Documents did not indicate where the aircraft headed to Tampa are currently based. Ann Stefanek, an Air Force spokeswoman at the Pentagon, said that decision will come as 2018 approaches. “What particular tail ends up at a particular location will depend on the fleet management process,” Stefanek said. Planners will look for similar models of the aircraft that require similar maintenance procedures.
“There is not a ‘loser’ per se and MacDill is a ‘winner,’ ” Stefanek said. “That was just a broader Air Force decision that results in a gain of eight to MacDill.”
Nonetheless, the news was celebrated here.

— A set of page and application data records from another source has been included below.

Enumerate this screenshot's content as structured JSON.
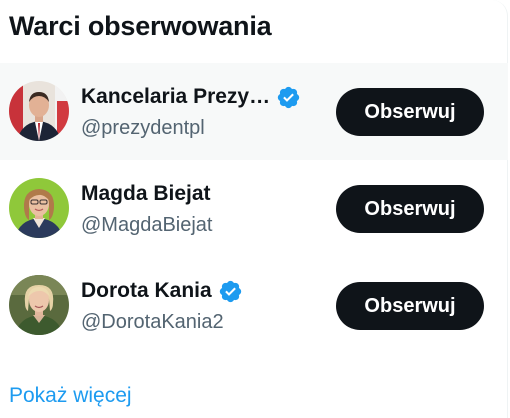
{
  "section": {
    "title": "Warci obserwowania",
    "show_more_label": "Pokaż więcej"
  },
  "colors": {
    "text_primary": "#0f1419",
    "text_secondary": "#536471",
    "accent_link": "#1d9bf0",
    "verified_badge": "#1d9bf0",
    "follow_button_bg": "#0f1419",
    "row_hover_bg": "#f7f9f9"
  },
  "suggestions": [
    {
      "name": "Kancelaria Prezy…",
      "handle": "@prezydentpl",
      "verified": true,
      "follow_label": "Obserwuj",
      "avatar": "man-in-suit-avatar"
    },
    {
      "name": "Magda Biejat",
      "handle": "@MagdaBiejat",
      "verified": false,
      "follow_label": "Obserwuj",
      "avatar": "woman-green-background-avatar"
    },
    {
      "name": "Dorota Kania",
      "handle": "@DorotaKania2",
      "verified": true,
      "follow_label": "Obserwuj",
      "avatar": "woman-blonde-avatar"
    }
  ]
}
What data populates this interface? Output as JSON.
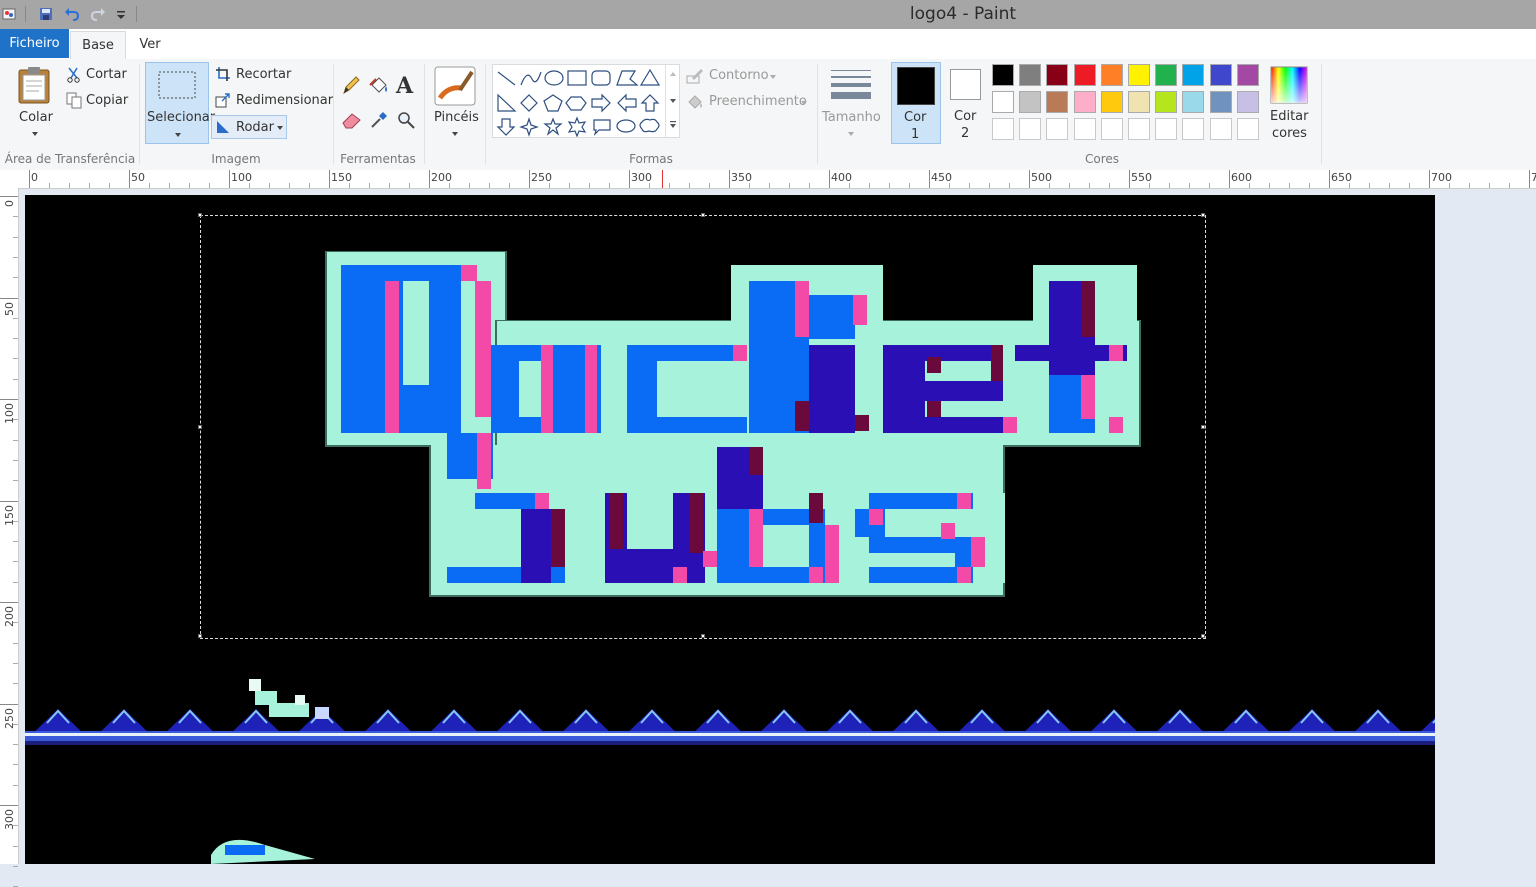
{
  "window": {
    "title": "logo4 - Paint"
  },
  "tabs": {
    "file": "Ficheiro",
    "home": "Base",
    "view": "Ver"
  },
  "clipboard": {
    "paste": "Colar",
    "cut": "Cortar",
    "copy": "Copiar",
    "group": "Área de Transferência"
  },
  "image": {
    "select": "Selecionar",
    "crop": "Recortar",
    "resize": "Redimensionar",
    "rotate": "Rodar",
    "group": "Imagem"
  },
  "tools": {
    "group": "Ferramentas"
  },
  "brushes": {
    "label": "Pincéis"
  },
  "shapes": {
    "outline": "Contorno",
    "fill": "Preenchimento",
    "group": "Formas"
  },
  "size": {
    "label": "Tamanho"
  },
  "colors": {
    "color1": "Cor",
    "color1_num": "1",
    "color2": "Cor",
    "color2_num": "2",
    "edit": "Editar",
    "edit2": "cores",
    "group": "Cores",
    "color1_value": "#000000",
    "color2_value": "#ffffff",
    "palette_row1": [
      "#000000",
      "#7f7f7f",
      "#880015",
      "#ed1c24",
      "#ff7f27",
      "#fff200",
      "#22b14c",
      "#00a2e8",
      "#3f48cc",
      "#a349a4"
    ],
    "palette_row2": [
      "#ffffff",
      "#c3c3c3",
      "#b97a57",
      "#ffaec9",
      "#ffc90e",
      "#efe4b0",
      "#b5e61d",
      "#99d9ea",
      "#7092be",
      "#c8bfe7"
    ]
  },
  "ruler": {
    "h": [
      "0",
      "50",
      "100",
      "150",
      "200",
      "250",
      "300",
      "350",
      "400",
      "450",
      "500",
      "550",
      "600",
      "650",
      "700",
      "75"
    ],
    "v": [
      "0",
      "50",
      "100",
      "150",
      "200",
      "250",
      "300"
    ]
  },
  "artwork": {
    "line1": "Rocket",
    "line2": "Tubs"
  }
}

“Solidifying what is already a significant position for MacDill is very important,” said Stuart Rogel, chairman and chief executive of the Tampa Bay Partnership.
The good news comes after a major disappointment last year. In January 2013, the Air Force said MacDill would not host the first wave of KC-46 aircraft, the next-generation refueling vehicle now in development. Officials expressed hope that MacDill will be reconsidered for future rounds as more of the aircraft are produced.
“We have to be very vigilant because of the changing nature of the military and downsizing,” Rogel said. “We have to do everything we can to secure and support our base; that strengthens our position whenever there is base closing activity.”
Rogel said MacDill has a “huge ripple effect” throughout the region’s economy. From military and civilian payroll to local expenditures for goods and services to indirect jobs created to support 11,000 active duty military and civilian workers and their families, the base pumps nearly $5 billion a year into the local economy, a 2011 base study showed.